Wounded Knee, South Dakota, represents the last significant clash between American Indians and U.S. troops in North America.
Following the introduction of the Ghost Dance among the Lakota Sioux and the killing of Sitting Bull (December 15, 1890), a Miniconjou band of Sioux led by Big Foot fled the reservation. Finally stopped by U.S. troops, they surrendered. The surrender turned into tragedy when shooting erupted.
Then began a virtual massacre of Big Foot’s band on December 29, 1890. Situated on the Pine Ridge Indian Reservation, Wounded Knee Battleground is open to the public. There are markers, and nearby is the cemetery with the mass grave of the Indians who died that day. Casualties: U.S. 25 killed, 35 wounded; Indians 128 killed, 33 wounded.
Slim Buttes, South Dakota
Following the Little Bighorn debacle, Generals Alfred Terry and George Crook took up an unsuccessful summer chase of the Sioux.
As the campaign continued into fall, Gen. Crook’s column found itself out of supplies. Unexpectedly, as part of the column under Capt. Anson Mills was attempting to reach the Black Hills to find supplies, the command stumbled onto the Sioux village of American Horse.
On the evening of September 8, 1876, near the present town of Reva, South Dakota, Mills’s Third Cavalry troopers surrounded the village and attacked it the next morning. Taken by surprise, the village was destroyed and American Horse killed. Other assaults during the fall and winter convinced most of the Sioux and Cheyenne of the futility of fighting the soldiers. The site is on private land.

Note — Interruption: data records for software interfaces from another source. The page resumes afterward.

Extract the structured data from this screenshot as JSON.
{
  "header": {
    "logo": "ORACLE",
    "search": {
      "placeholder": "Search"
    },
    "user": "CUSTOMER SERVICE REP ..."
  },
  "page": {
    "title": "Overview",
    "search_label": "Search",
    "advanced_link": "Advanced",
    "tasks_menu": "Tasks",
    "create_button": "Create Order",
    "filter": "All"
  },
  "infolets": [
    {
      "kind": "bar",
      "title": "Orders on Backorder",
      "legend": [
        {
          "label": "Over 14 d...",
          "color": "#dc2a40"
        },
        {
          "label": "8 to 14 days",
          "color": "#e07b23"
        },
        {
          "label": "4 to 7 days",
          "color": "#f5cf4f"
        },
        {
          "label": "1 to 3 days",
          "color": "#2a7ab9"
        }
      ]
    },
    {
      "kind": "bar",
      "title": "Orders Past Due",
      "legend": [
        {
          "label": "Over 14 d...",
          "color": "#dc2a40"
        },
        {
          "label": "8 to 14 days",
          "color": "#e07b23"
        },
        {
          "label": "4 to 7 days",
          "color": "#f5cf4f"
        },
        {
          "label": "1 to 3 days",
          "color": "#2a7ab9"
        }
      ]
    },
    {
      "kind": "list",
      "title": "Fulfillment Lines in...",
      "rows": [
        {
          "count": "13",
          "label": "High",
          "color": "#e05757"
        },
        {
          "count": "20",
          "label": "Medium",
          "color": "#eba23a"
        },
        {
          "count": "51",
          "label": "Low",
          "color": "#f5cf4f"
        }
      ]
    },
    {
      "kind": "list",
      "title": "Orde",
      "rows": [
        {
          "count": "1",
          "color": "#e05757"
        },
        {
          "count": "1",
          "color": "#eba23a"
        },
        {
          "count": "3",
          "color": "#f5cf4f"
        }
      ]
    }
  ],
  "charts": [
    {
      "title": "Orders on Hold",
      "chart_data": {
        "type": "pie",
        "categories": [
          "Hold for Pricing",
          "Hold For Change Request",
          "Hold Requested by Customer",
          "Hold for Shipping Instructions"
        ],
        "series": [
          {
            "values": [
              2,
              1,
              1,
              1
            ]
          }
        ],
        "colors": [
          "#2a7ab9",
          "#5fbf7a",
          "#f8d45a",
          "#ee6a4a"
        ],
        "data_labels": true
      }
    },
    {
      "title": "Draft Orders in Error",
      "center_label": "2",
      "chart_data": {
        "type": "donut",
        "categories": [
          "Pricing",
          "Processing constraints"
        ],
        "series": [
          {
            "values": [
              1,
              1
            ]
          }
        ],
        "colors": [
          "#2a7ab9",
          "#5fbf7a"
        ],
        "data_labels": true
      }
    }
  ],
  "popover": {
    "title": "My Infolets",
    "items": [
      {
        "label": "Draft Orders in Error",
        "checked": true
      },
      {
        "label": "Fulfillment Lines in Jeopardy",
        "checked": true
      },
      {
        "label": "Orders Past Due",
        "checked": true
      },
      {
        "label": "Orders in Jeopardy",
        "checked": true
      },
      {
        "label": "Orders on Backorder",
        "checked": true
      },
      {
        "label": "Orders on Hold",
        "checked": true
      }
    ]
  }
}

Killdeer Mountain, North Dakota
Brig. Gen Alfred Sully
The Battle of Killdeer Mountain, fought on July 28, 1864 in western North Dakota, was an outgrowth to the 1862 Sioux discontent in Minnesota.
Leading more than 3,000 volunteers, Brig. Gen. Alfred Sully confronted more than 1,600 Sioux in the North Dakota badlands, representing one of the largest pitched battles in the history of Plains warfare. Sullys force approached the Indian encampment dismounted in a large square.
The soldiers easily deflected the Sioux charges and drove the warriors from the field. Although casualties were few, Sully was able to destroy vast quantities of Indian stores. Killdeer Mountain Battlefield is operated by the North Dakota State Parks.
Native American Event Calendar from nativegatherings.com: